■ LISTED RECORDS
::::

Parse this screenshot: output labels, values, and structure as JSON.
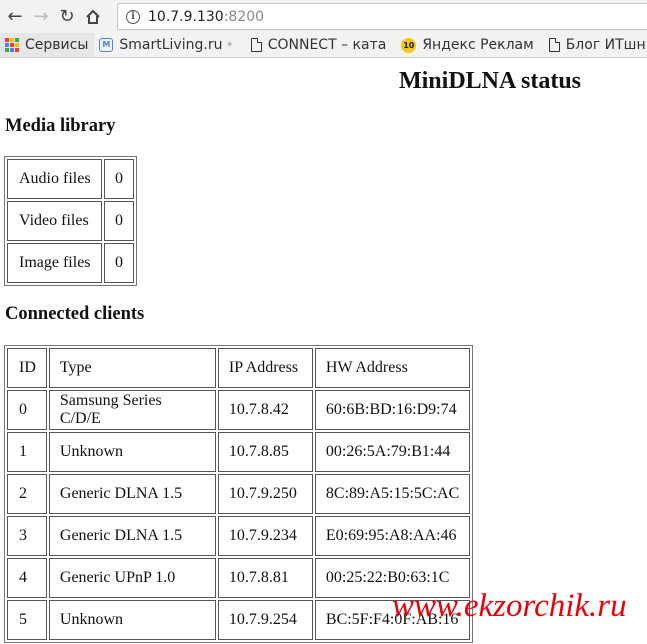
{
  "browser": {
    "url_host": "10.7.9.130",
    "url_port": ":8200",
    "bookmarks": [
      {
        "label": "Сервисы",
        "icon": "apps-grid-icon"
      },
      {
        "label": "SmartLiving.ru",
        "icon": "smartliving-favicon"
      },
      {
        "label": "CONNECT – ката",
        "icon": "page-icon"
      },
      {
        "label": "Яндекс Реклам",
        "icon": "yandex-favicon"
      },
      {
        "label": "Блог ИТшн",
        "icon": "page-icon"
      }
    ]
  },
  "page": {
    "title": "MiniDLNA status",
    "media_heading": "Media library",
    "media": [
      {
        "label": "Audio files",
        "value": "0"
      },
      {
        "label": "Video files",
        "value": "0"
      },
      {
        "label": "Image files",
        "value": "0"
      }
    ],
    "clients_heading": "Connected clients",
    "clients_headers": [
      "ID",
      "Type",
      "IP Address",
      "HW Address"
    ],
    "clients": [
      {
        "id": "0",
        "type": "Samsung Series C/D/E",
        "ip": "10.7.8.42",
        "hw": "60:6B:BD:16:D9:74"
      },
      {
        "id": "1",
        "type": "Unknown",
        "ip": "10.7.8.85",
        "hw": "00:26:5A:79:B1:44"
      },
      {
        "id": "2",
        "type": "Generic DLNA 1.5",
        "ip": "10.7.9.250",
        "hw": "8C:89:A5:15:5C:AC"
      },
      {
        "id": "3",
        "type": "Generic DLNA 1.5",
        "ip": "10.7.9.234",
        "hw": "E0:69:95:A8:AA:46"
      },
      {
        "id": "4",
        "type": "Generic UPnP 1.0",
        "ip": "10.7.8.81",
        "hw": "00:25:22:B0:63:1C"
      },
      {
        "id": "5",
        "type": "Unknown",
        "ip": "10.7.9.254",
        "hw": "BC:5F:F4:0F:AB:16"
      }
    ]
  },
  "watermark": "www.ekzorchik.ru"
}
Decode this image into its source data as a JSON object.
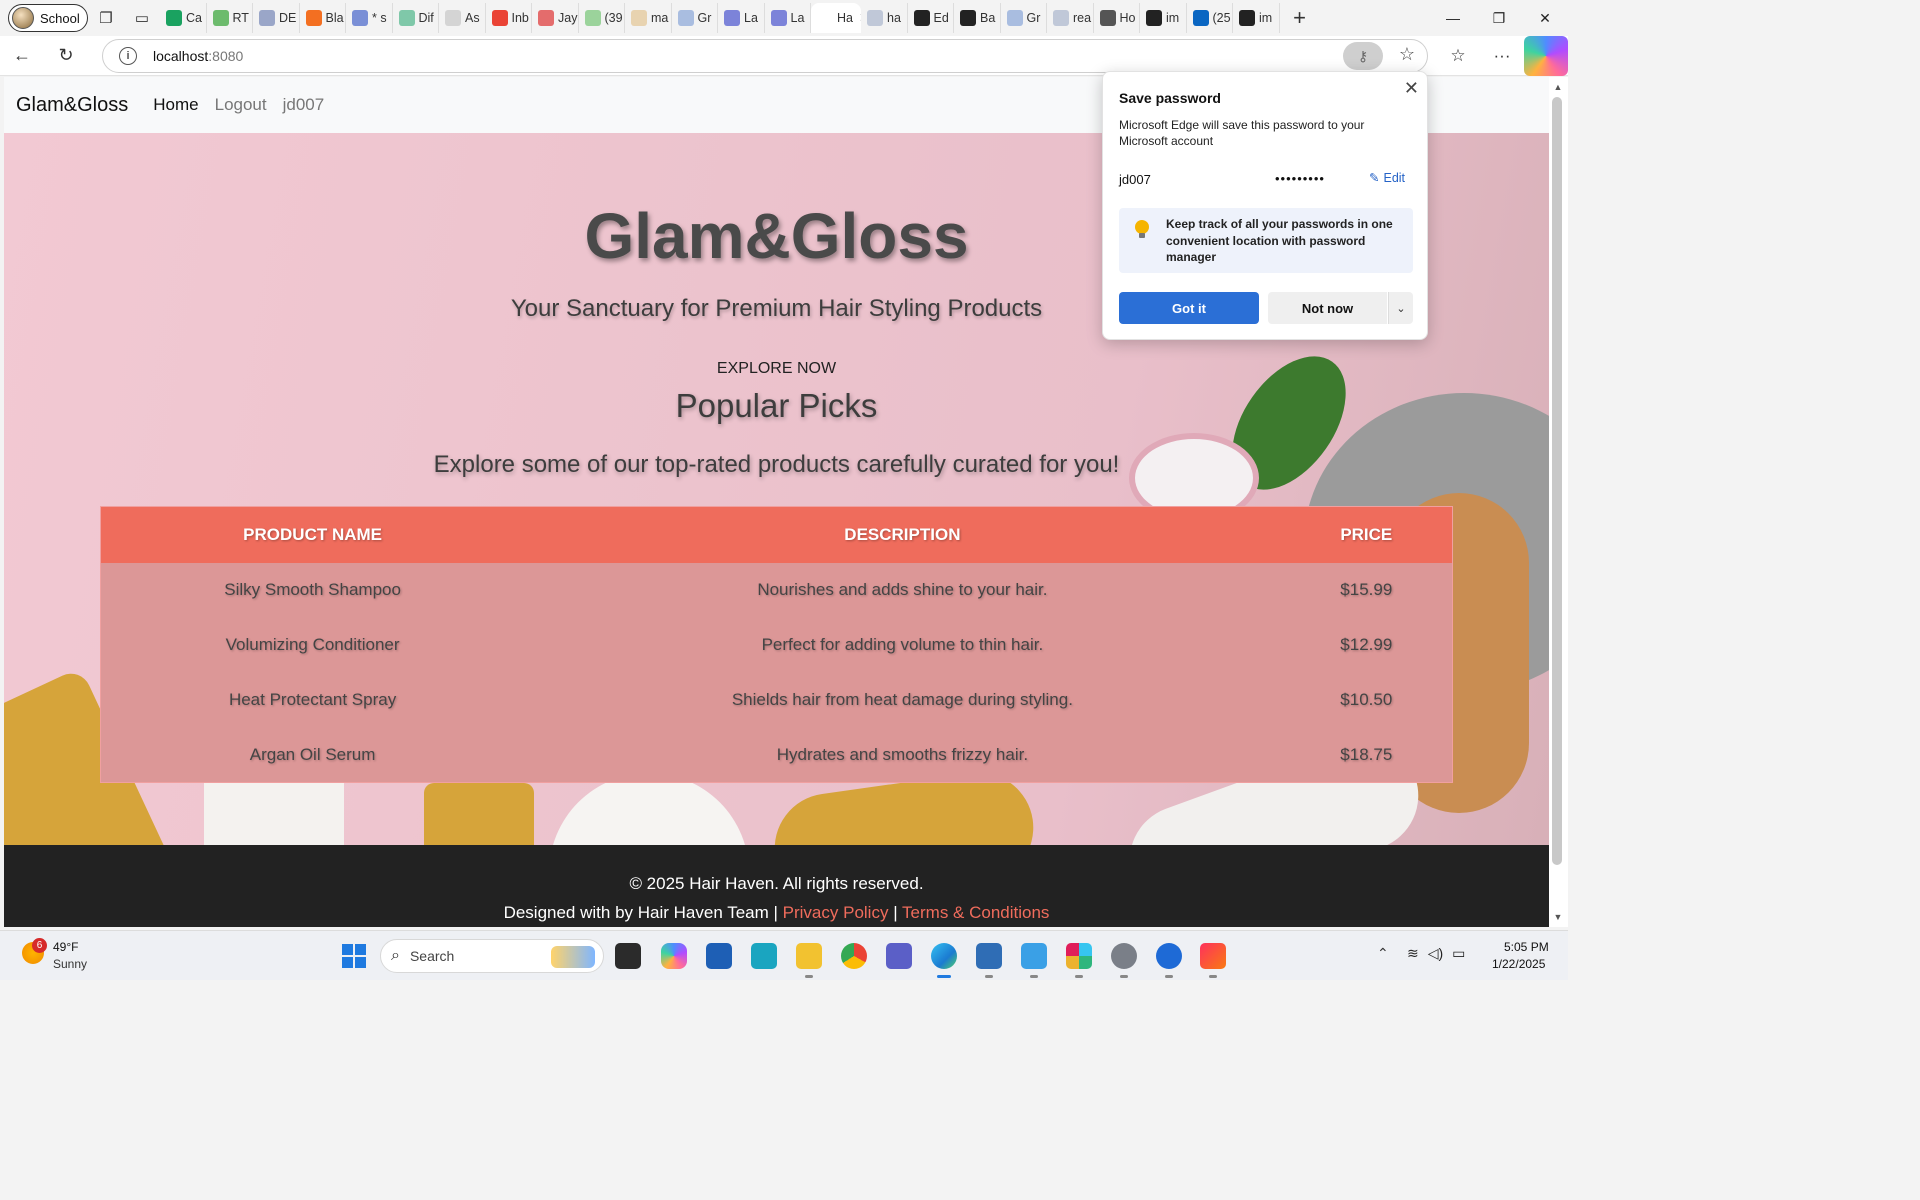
{
  "browser": {
    "profile_name": "School",
    "tabs": [
      {
        "label": "Ca",
        "color": "#1aa260"
      },
      {
        "label": "RT",
        "color": "#6dbb6d"
      },
      {
        "label": "DE",
        "color": "#9aa6c8"
      },
      {
        "label": "Bla",
        "color": "#f36f21"
      },
      {
        "label": "* s",
        "color": "#7a8fd6"
      },
      {
        "label": "Dif",
        "color": "#7fc8a9"
      },
      {
        "label": "As",
        "color": "#d4d4d4"
      },
      {
        "label": "Inb",
        "color": "#ea4335"
      },
      {
        "label": "Jay",
        "color": "#e46c6c"
      },
      {
        "label": "(39",
        "color": "#9bd39b"
      },
      {
        "label": "ma",
        "color": "#e8d3b0"
      },
      {
        "label": "Gr",
        "color": "#a9bde0"
      },
      {
        "label": "La",
        "color": "#7c83d9"
      },
      {
        "label": "La",
        "color": "#7c83d9"
      },
      {
        "label": "Ha",
        "color": "#ffffff"
      },
      {
        "label": "ha",
        "color": "#c0c8d8"
      },
      {
        "label": "Ed",
        "color": "#222222"
      },
      {
        "label": "Ba",
        "color": "#222222"
      },
      {
        "label": "Gr",
        "color": "#a9bde0"
      },
      {
        "label": "rea",
        "color": "#c0c8d8"
      },
      {
        "label": "Ho",
        "color": "#555555"
      },
      {
        "label": "im",
        "color": "#222222"
      },
      {
        "label": "(25",
        "color": "#0a66c2"
      },
      {
        "label": "im",
        "color": "#222222"
      }
    ],
    "url_host": "localhost",
    "url_port": ":8080"
  },
  "site": {
    "brand": "Glam&Gloss",
    "nav": {
      "home": "Home",
      "logout": "Logout",
      "user": "jd007"
    },
    "hero_title": "Glam&Gloss",
    "hero_subtitle": "Your Sanctuary for Premium Hair Styling Products",
    "explore_label": "EXPLORE NOW",
    "picks_title": "Popular Picks",
    "picks_subtitle": "Explore some of our top-rated products carefully curated for you!",
    "table": {
      "headers": [
        "PRODUCT NAME",
        "DESCRIPTION",
        "PRICE"
      ],
      "rows": [
        {
          "name": "Silky Smooth Shampoo",
          "description": "Nourishes and adds shine to your hair.",
          "price": "$15.99"
        },
        {
          "name": "Volumizing Conditioner",
          "description": "Perfect for adding volume to thin hair.",
          "price": "$12.99"
        },
        {
          "name": "Heat Protectant Spray",
          "description": "Shields hair from heat damage during styling.",
          "price": "$10.50"
        },
        {
          "name": "Argan Oil Serum",
          "description": "Hydrates and smooths frizzy hair.",
          "price": "$18.75"
        }
      ]
    },
    "footer": {
      "copyright": "© 2025 Hair Haven. All rights reserved.",
      "designed_by": "Designed with by Hair Haven Team",
      "separator": "|",
      "privacy": "Privacy Policy",
      "terms": "Terms & Conditions"
    }
  },
  "save_password_popup": {
    "title": "Save password",
    "description": "Microsoft Edge will save this password to your Microsoft account",
    "username": "jd007",
    "password_mask": "•••••••••",
    "edit_label": "Edit",
    "tip": "Keep track of all your passwords in one convenient location with password manager",
    "primary_button": "Got it",
    "secondary_button": "Not now"
  },
  "taskbar": {
    "weather_badge": "6",
    "weather_temp": "49°F",
    "weather_condition": "Sunny",
    "search_placeholder": "Search",
    "time": "5:05 PM",
    "date": "1/22/2025"
  },
  "colors": {
    "accent": "#ef6c5c",
    "table_body": "#dc9797",
    "footer_bg": "#222222",
    "edge_blue": "#2b6fd6"
  }
}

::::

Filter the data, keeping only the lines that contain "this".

■ TASK RESULT
Parse this screenshot: output labels, values, and structure as JSON.
Decode this image into its source data as a JSON object.
    "description": "Microsoft Edge will save this password to your Microsoft account",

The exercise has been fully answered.